Training begins in the classroom. That's where police recruits learn the concepts in governing the use of force, and when it is lawfully acceptable. According to the Rochester Police Department, the use of physical force is only used if necessary to control a situation or an individual.

"We want to put it out there, because inevitably there's going to be an instance that happens and questions are going to be asked, and we want to help mitigate those questions,” explained Officer Stephen Scott. “We want to show you before it happens how we're trained, what our officers are trained to do, and the professionalism that we use."

Officers take what they learned in the classroom to the PRISM room at the Public Safety Training Facility on Scottsville Road in Chili. There, they are faced with scenarios in which officers must determine whether to use deadly physical force to defuse a situation.

"The training is extensive,” said Sgt. Bob Duff, a training officer in professional development with RPD. “It involves re-enforcing what the law allows, what court decisions and what department policies provide for guidelines. But ultimately the decision is up to the officer, and they act based on the information available at their disposal."

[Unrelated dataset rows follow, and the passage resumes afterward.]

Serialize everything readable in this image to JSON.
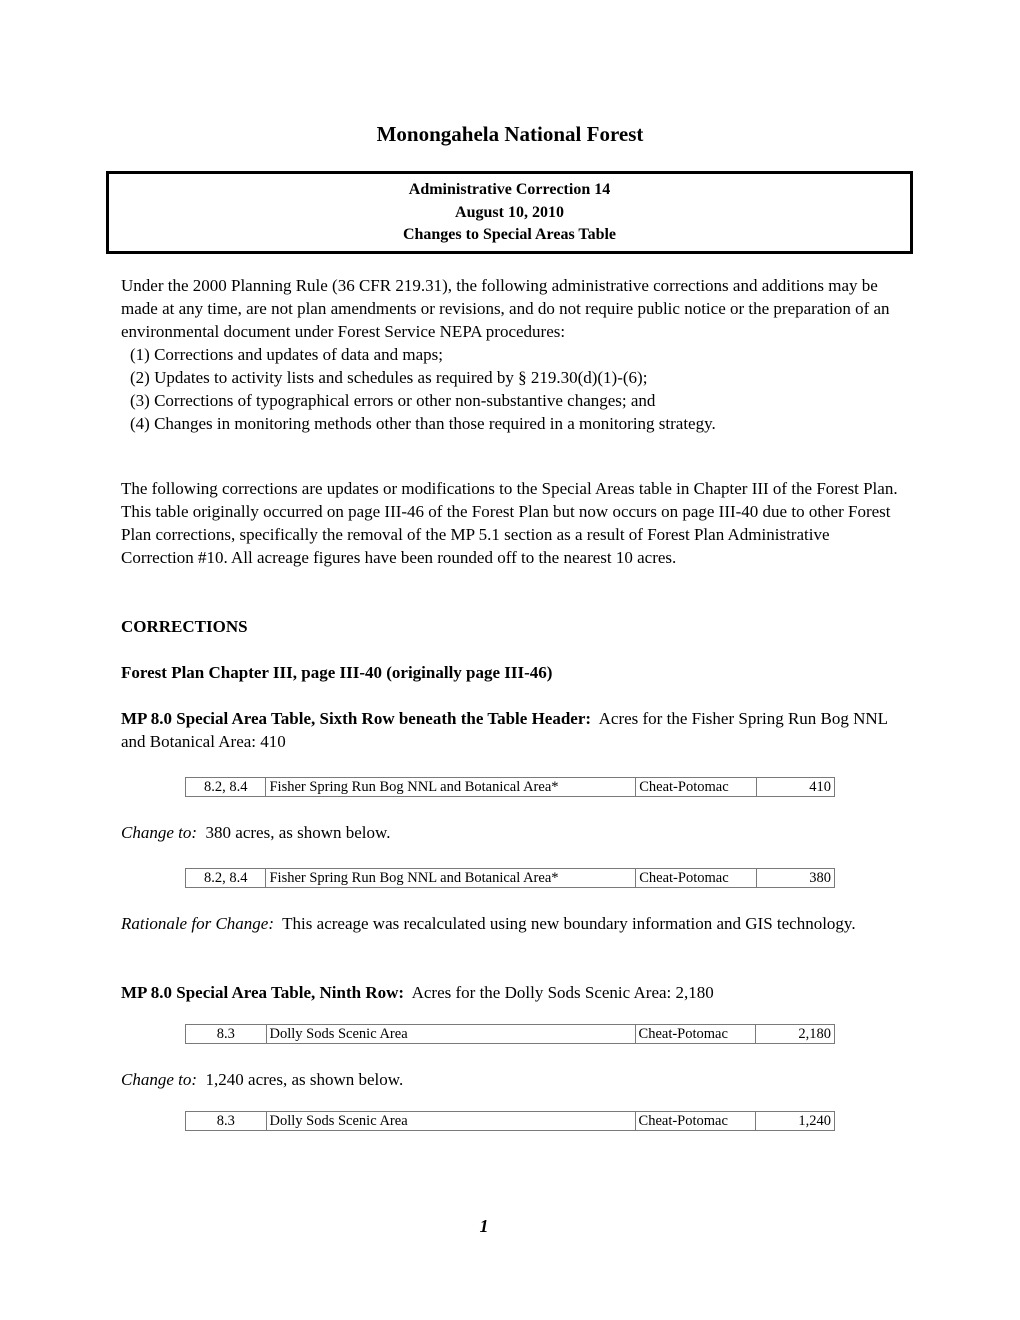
{
  "document": {
    "title": "Monongahela National Forest",
    "header_box": {
      "line1": "Administrative Correction 14",
      "line2": "August 10, 2010",
      "line3": "Changes to Special Areas Table"
    },
    "intro": {
      "text": "Under the 2000 Planning Rule (36 CFR 219.31), the following administrative corrections and additions may be made at any time, are not plan amendments or revisions, and do not require public notice or the preparation of an environmental document under Forest Service NEPA procedures:",
      "items": [
        "(1) Corrections and updates of data and maps;",
        "(2) Updates to activity lists and schedules as required by § 219.30(d)(1)-(6);",
        "(3) Corrections of typographical errors or other non-substantive changes; and",
        "(4) Changes in monitoring methods other than those required in a monitoring strategy."
      ]
    },
    "background": "The following corrections are updates or modifications to the Special Areas table in Chapter III of the Forest Plan.  This table originally occurred on page III-46 of the Forest Plan but now occurs on page III-40 due to other Forest Plan corrections, specifically the removal of the MP 5.1 section as a result of Forest Plan Administrative Correction #10.  All acreage figures have been rounded off to the nearest 10 acres.",
    "corrections_heading": "CORRECTIONS",
    "location_heading": "Forest Plan Chapter III, page III-40 (originally page III-46)",
    "correction1": {
      "label": "MP 8.0 Special Area Table, Sixth Row beneath the Table Header:",
      "text": "  Acres for the Fisher Spring Run Bog NNL and Botanical Area: 410",
      "original_row": [
        "8.2, 8.4",
        "Fisher Spring Run Bog NNL and Botanical Area*",
        "Cheat-Potomac",
        "410"
      ],
      "change_label": "Change to:",
      "change_text": "  380 acres, as shown below.",
      "new_row": [
        "8.2, 8.4",
        "Fisher Spring Run Bog NNL and Botanical Area*",
        "Cheat-Potomac",
        "380"
      ],
      "rationale_label": "Rationale for Change:",
      "rationale_text": "  This acreage was recalculated using new boundary information and GIS technology."
    },
    "correction2": {
      "label": "MP 8.0 Special Area Table, Ninth Row:",
      "text": "  Acres for the Dolly Sods Scenic Area: 2,180",
      "original_row": [
        "8.3",
        "Dolly Sods Scenic Area",
        "Cheat-Potomac",
        "2,180"
      ],
      "change_label": "Change to:",
      "change_text": "  1,240 acres, as shown below.",
      "new_row": [
        "8.3",
        "Dolly Sods Scenic Area",
        "Cheat-Potomac",
        "1,240"
      ]
    },
    "page_number": "1"
  }
}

Rochester police conducted a training session on the use of physical force for the media. YNN producer Veronica Chiesi Brown was one of the participants.

As producer of the early morning newscasts, Veronica interacts with police daily on overnight developments. She said the training has given her a greater appreciation of what types of split-second decisions officers face.

“They're always looked at as the bad guys, and even sometimes by us,” Chiesi Brown said. “People don't realize that you're not put in that life or death situation with your job everyday. They are. They're presented with people who are unpredictable, because people are unpredictable, everyday. That's what they get paid to do."

There are opportunities for the public to experience this type of training. Those interested should contact the chief’s office at RPD. ClientIP:, UserAgent: CCBot/2.0 ( Profile: TWCSAMLSP